As more treatment options for cystic fibrosis have become available, researchers have found a way to match each patient with their best individual treatment option.
A team from the University of North Carolina (UNC) have developed a new test based on small balls of fluid found on the inside of the nose that predicts the best treatment for each cystic fibrosis patient.
“Any given drug may not be the drug that works best for a given patient, because there’s so much variation from person to person,” said Dr. Jennifer Guimbellot, assistant professor of pediatrics at the University of Alabama at Birmingham, who conducted the research at UNC, in a statement.
“We still have a long way to go to get a really optimized therapy for most cystic fibrosis patients and the only way we can do that is to have a model like ours, where we can take cells from each individual patient and test them with each individual drug to find out which one is the best match.”
Cystic fibrosis occurs when people do not have a functioning version of the CFTR gene.
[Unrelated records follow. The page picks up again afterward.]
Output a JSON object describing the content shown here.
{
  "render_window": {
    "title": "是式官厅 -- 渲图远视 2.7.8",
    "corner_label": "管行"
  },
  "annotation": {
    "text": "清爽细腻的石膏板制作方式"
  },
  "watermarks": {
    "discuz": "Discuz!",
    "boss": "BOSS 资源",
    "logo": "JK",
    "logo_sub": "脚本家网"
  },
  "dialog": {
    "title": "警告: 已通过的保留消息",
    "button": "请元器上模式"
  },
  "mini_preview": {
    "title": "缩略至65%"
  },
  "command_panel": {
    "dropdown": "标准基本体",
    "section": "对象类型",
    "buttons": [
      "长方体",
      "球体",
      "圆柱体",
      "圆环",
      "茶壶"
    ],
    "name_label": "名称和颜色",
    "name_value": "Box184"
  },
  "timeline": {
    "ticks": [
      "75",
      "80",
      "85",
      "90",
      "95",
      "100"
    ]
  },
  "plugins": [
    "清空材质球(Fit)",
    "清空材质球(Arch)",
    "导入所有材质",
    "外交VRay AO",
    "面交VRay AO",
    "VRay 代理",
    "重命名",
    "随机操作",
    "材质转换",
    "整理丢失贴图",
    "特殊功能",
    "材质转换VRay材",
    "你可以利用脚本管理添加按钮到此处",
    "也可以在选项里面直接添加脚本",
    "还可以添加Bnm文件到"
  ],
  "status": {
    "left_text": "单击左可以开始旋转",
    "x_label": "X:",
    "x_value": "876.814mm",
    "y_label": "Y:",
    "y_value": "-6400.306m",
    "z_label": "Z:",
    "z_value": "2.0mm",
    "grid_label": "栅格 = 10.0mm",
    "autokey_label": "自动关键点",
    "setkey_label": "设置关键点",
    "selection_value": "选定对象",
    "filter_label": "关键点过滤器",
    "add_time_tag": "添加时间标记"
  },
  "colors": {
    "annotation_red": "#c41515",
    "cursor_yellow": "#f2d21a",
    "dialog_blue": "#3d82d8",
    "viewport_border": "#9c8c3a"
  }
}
However, the condition, which involves the buildup of thick, sticky mucus in the lungs, is tied to more than 2,000 genetic mutations, making it difficult for doctors to prescribe the correct treatment for each patient.
Recent years have brought hope in the form of several drugs known as CFTR modulators that counteract the effects of mutations in certain cystic fibrosis-linked genes.
The new drugs tend to get to the root cause of the disease by helping the body’s cells maintain the proper level of hydration, which allows mucus to move freely in the lungs and other organs.
Currently, the only test available to predict how a patient will respond to CFTR drugs requires a rectal biopsy, followed by complicated laboratory manipulation of the sample to determine the drug’s likely effectiveness.
After noticing balls forming from cells on the inside of the nose, the researchers realized that the balls–called nasospheroids–were filled with fluid. Fluid is at the heart of cystic fibrosis, since hydration of nasal and lung surfaces is what determines whether mucus is slippery or sticky.
“When CFTR is turned on, the balls shrink down—mediated by the transport of salt and water–and we can quantify that by measuring the size of the balls,” Guimbellot said.
The results suggest that growing nasospheroids from nasal samples could provide a quick screening method to determine how a patient’s cells react to different CFTR drugs.
“It is a relatively simple procedure that doesn’t require any anesthesia and uses a brush that costs a few dollars,” Martina Gentzsch, Ph.D., an associate professor of cell biology and physiology at UNC, said in a statement.
Guimbellot said the next step will be to validate the approach for clinical application so that they can discriminate between small changes and further study to see if it will predict for individual patients what their actual clinical outcomes would be.